The whole listing is to be given again without alteration, except that its pictures are dropped.

**Data extract:**
• • • • •

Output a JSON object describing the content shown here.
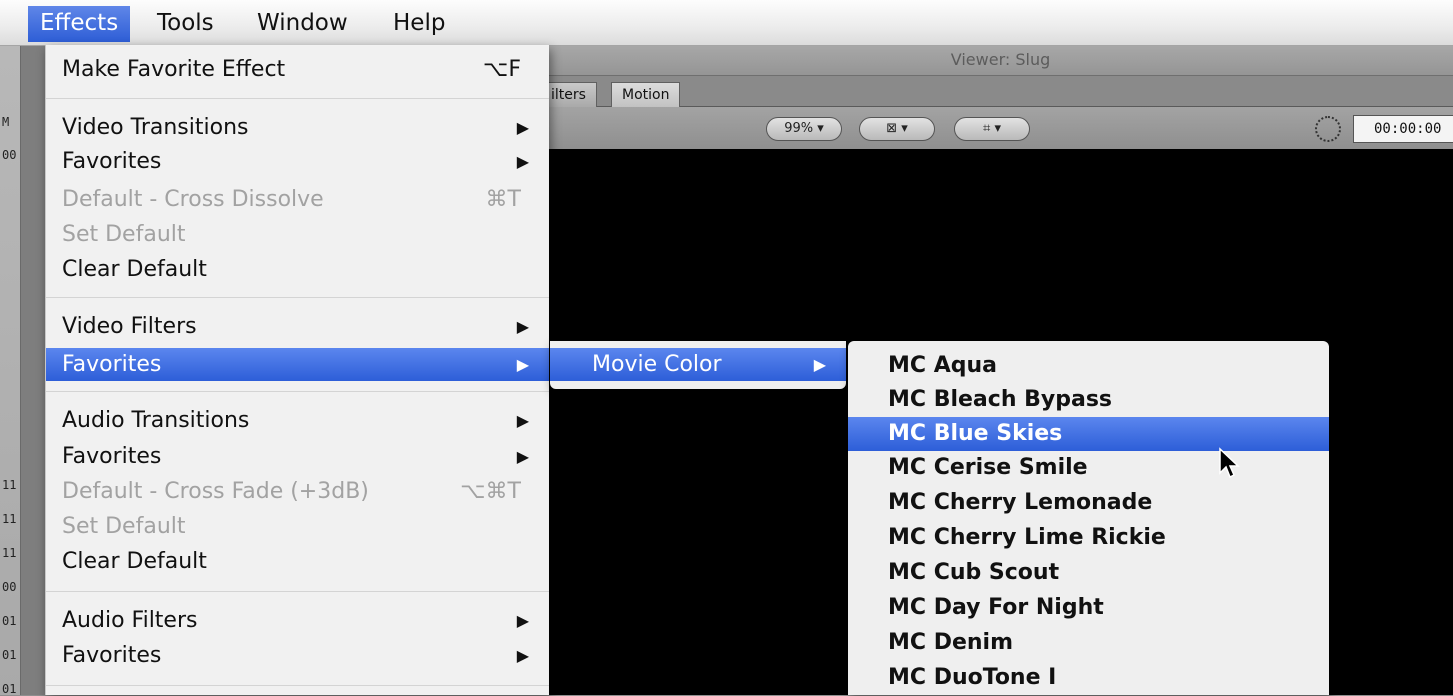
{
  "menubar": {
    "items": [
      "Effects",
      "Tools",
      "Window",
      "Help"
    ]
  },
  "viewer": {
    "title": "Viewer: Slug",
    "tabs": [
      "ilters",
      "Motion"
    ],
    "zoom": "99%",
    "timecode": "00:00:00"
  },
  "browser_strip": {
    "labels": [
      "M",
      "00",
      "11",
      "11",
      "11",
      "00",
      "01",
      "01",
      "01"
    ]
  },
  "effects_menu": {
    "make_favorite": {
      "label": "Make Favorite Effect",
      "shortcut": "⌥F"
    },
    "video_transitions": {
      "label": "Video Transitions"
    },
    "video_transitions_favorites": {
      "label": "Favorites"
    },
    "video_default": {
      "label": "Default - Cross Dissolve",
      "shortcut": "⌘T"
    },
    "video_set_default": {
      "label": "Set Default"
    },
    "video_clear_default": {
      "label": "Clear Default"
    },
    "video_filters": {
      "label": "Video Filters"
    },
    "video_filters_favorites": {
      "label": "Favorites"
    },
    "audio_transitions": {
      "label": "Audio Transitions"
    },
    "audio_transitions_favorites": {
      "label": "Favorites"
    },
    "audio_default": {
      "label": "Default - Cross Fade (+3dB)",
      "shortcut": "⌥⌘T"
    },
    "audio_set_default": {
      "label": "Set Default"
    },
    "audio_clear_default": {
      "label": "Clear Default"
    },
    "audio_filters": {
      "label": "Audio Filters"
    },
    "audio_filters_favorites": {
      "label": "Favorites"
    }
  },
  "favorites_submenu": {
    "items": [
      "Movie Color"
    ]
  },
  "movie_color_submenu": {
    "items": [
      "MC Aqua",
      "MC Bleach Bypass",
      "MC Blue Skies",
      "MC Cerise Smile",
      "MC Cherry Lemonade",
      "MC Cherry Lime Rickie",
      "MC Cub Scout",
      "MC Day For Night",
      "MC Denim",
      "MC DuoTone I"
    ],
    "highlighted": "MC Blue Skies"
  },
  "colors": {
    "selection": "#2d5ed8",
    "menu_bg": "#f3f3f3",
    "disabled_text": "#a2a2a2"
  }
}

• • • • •

**Exercise response:**
Output a JSON object describing the content shown here.
{
  "menubar": {
    "items": [
      "Effects",
      "Tools",
      "Window",
      "Help"
    ]
  },
  "viewer": {
    "title": "Viewer: Slug",
    "tabs": [
      "ilters",
      "Motion"
    ],
    "zoom": "99%",
    "timecode": "00:00:00"
  },
  "browser_strip": {
    "labels": [
      "M",
      "00",
      "11",
      "11",
      "11",
      "00",
      "01",
      "01",
      "01"
    ]
  },
  "effects_menu": {
    "make_favorite": {
      "label": "Make Favorite Effect",
      "shortcut": "⌥F"
    },
    "video_transitions": {
      "label": "Video Transitions"
    },
    "video_transitions_favorites": {
      "label": "Favorites"
    },
    "video_default": {
      "label": "Default - Cross Dissolve",
      "shortcut": "⌘T"
    },
    "video_set_default": {
      "label": "Set Default"
    },
    "video_clear_default": {
      "label": "Clear Default"
    },
    "video_filters": {
      "label": "Video Filters"
    },
    "video_filters_favorites": {
      "label": "Favorites"
    },
    "audio_transitions": {
      "label": "Audio Transitions"
    },
    "audio_transitions_favorites": {
      "label": "Favorites"
    },
    "audio_default": {
      "label": "Default - Cross Fade (+3dB)",
      "shortcut": "⌥⌘T"
    },
    "audio_set_default": {
      "label": "Set Default"
    },
    "audio_clear_default": {
      "label": "Clear Default"
    },
    "audio_filters": {
      "label": "Audio Filters"
    },
    "audio_filters_favorites": {
      "label": "Favorites"
    }
  },
  "favorites_submenu": {
    "items": [
      "Movie Color"
    ]
  },
  "movie_color_submenu": {
    "items": [
      "MC Aqua",
      "MC Bleach Bypass",
      "MC Blue Skies",
      "MC Cerise Smile",
      "MC Cherry Lemonade",
      "MC Cherry Lime Rickie",
      "MC Cub Scout",
      "MC Day For Night",
      "MC Denim",
      "MC DuoTone I"
    ],
    "highlighted": "MC Blue Skies"
  },
  "colors": {
    "selection": "#2d5ed8",
    "menu_bg": "#f3f3f3",
    "disabled_text": "#a2a2a2"
  }
}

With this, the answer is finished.